ORLANDO -- Washington may be consumed these days with tracking who's in and who's out in budget politics. But we in Florida are concerned with a far graver issue. We are tracking deadly mosquitoes.
These pests are swarming across the sunshine state. Their relentless advance began a month ago just south of the Panhandle and now threatens Fort Lauderdale.
A small percentage of them carry St. Louis encephalitis, an infection of the brain that, on rare occasions, can be fatal. State health officials have advised Floridians that, of every 1,000 mosquitoes buzzing overhead, four are the type that carry the virus. Of those four, less than 1 percent are actual carriers.
But since we can't tell one mosquito from another, we're afraid of them all. Newspapers are full of stories about "bloodsucking" and "bloodthirsty" mosquitoes, that are "ripping" across the state, "cavorting" in public parks. We are advised to stay indoors at night because the dreaded mosquitoes "like to hunt for blood from dusk to dawn." These are insects, not vampires, but the Big Scare is on.
This may seem an unusual reaction in a state that once was almost entirely a mosquito-infested swamp. In fact, before Florida was developed, when it was still mostly bogs and marshes, mosquitoes were so thick that cows choked and suffocated on them.
But Floridians take their pests seriously. At home, my husband and I have discovered nothing more serious than a few cockroaches and harmless, although disgustingly large, palmetto bugs.

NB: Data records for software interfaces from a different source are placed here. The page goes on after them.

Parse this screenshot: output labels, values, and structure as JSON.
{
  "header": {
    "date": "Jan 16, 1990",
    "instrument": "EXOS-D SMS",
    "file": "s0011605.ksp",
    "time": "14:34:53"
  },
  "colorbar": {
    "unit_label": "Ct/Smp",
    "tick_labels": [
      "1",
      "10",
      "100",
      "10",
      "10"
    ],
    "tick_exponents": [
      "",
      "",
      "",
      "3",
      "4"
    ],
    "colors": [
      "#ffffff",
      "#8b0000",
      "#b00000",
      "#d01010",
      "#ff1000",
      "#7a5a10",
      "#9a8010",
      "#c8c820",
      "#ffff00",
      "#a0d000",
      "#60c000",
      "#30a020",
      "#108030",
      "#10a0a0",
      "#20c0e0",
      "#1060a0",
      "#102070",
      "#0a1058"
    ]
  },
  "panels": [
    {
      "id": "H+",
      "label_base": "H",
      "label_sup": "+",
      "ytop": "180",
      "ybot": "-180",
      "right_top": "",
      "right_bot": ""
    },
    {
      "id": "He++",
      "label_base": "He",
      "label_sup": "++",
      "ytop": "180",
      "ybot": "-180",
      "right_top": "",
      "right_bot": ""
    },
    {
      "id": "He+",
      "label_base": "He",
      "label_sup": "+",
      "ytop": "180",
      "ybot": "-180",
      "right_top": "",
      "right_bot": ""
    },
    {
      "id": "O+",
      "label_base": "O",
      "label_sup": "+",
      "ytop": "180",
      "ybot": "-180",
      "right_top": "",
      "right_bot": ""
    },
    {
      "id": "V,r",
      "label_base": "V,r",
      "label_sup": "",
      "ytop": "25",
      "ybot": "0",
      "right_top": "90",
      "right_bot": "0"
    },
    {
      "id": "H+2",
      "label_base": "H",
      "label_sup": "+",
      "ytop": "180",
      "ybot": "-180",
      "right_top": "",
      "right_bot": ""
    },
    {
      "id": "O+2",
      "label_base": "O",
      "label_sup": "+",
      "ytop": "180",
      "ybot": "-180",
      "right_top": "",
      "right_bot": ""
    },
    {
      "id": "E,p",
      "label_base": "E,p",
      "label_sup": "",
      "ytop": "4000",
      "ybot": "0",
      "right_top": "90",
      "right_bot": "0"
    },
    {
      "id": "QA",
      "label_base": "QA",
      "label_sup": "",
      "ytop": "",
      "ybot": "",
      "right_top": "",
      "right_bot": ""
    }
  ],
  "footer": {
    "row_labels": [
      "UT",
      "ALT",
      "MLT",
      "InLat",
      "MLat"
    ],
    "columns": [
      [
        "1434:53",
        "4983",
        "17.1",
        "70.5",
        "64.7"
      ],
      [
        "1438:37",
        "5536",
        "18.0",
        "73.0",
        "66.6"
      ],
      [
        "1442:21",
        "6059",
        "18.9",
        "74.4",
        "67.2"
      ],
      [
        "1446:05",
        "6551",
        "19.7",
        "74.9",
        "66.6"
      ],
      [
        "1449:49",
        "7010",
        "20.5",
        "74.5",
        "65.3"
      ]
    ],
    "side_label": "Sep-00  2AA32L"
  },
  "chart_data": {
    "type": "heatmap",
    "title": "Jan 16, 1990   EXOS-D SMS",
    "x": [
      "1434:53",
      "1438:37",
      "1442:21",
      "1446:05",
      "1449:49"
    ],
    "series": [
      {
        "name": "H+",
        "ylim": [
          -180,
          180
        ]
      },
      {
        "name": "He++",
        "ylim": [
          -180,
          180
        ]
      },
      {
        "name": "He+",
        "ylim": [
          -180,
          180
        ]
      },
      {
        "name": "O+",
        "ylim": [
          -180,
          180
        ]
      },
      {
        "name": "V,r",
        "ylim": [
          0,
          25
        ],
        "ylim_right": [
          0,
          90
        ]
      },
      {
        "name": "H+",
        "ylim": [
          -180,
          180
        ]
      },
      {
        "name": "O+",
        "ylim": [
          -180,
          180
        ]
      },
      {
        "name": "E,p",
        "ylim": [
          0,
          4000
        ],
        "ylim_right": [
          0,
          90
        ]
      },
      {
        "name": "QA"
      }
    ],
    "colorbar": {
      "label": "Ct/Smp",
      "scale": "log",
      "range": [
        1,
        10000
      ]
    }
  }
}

But the landlord sends the bug man every month to cover the inside of the house with a foggy chemical so potent that he advised keeping the cat outdoors for a day.
Every county has its Mosquito Control District, and spray trucks are working overtime in the neighborhoods.
Although the chance of being killed in evening rush-hour traffic is greater, the mosquito threat has disrupted autumn as if a red alert had been declared. Boy Scouts are canceling camping trips. School teachers are postponing field trips. From the gulf coast to the Atlantic, Floridians are staying indoors at night to avoid the mosquito's chomp.
In Orlando, Disney World's evening activities at man-made Fort Wilderness have come to a halt. Disney closes its hotel swimming pools at dusk and hands out information sheets advising visitors to take precautions.
Even high-school football games across the state are being rescheduled for the unusual hour of 4 p.m. to avoid the nighttime raiders.
At Vero Beach, the biggest game of the year, homecoming, was played on a recent Friday afternoon, and Coach Billy Livings wasn't happy about it. "I've been blown out of many a Friday night game," he complained before the kickoff, "but never by a mosquito."
Not that there isn't a threat. So far, 36 cases of St. Louis encephalitis have been diagnosed in 15 counties, and health officials said the number will grow before the mosquitoes die as temperatures dip. The last serious epidemic of mosquito-spread encephalitis occurred 13 years ago when 110 persons were infected and eight died.
Last week, a soccer game at West Palm Beach started only after the fields were sprayed. At Disney World, the odor of insecticide wafted over the Seven Seas Lagoon as the sun set on another day's crowd. A spokesman there observed that Disney World has so much concrete that mosquitoes aren't much of a threat.
At Epcot Center, Al and Cathy Pleau herded their three children toward the front gate as darkness fell. The Pleaus flew down from Greenville, R.I., on vacation and heard about the mosquitoes when they checked into their hotel. They hadn't seen any yet. But they weren't taking chances and were heading indoors.
Across town, Chris Carl, a hotel clerk, considered his options and shrugged. He doesn't hold much hope for successfully avoiding mosquitoes in his home state.
"I live here. I'm covered with mosquito bites," he said with exasperation. "If I worried every time I got bit, I'd be a nervous wreck."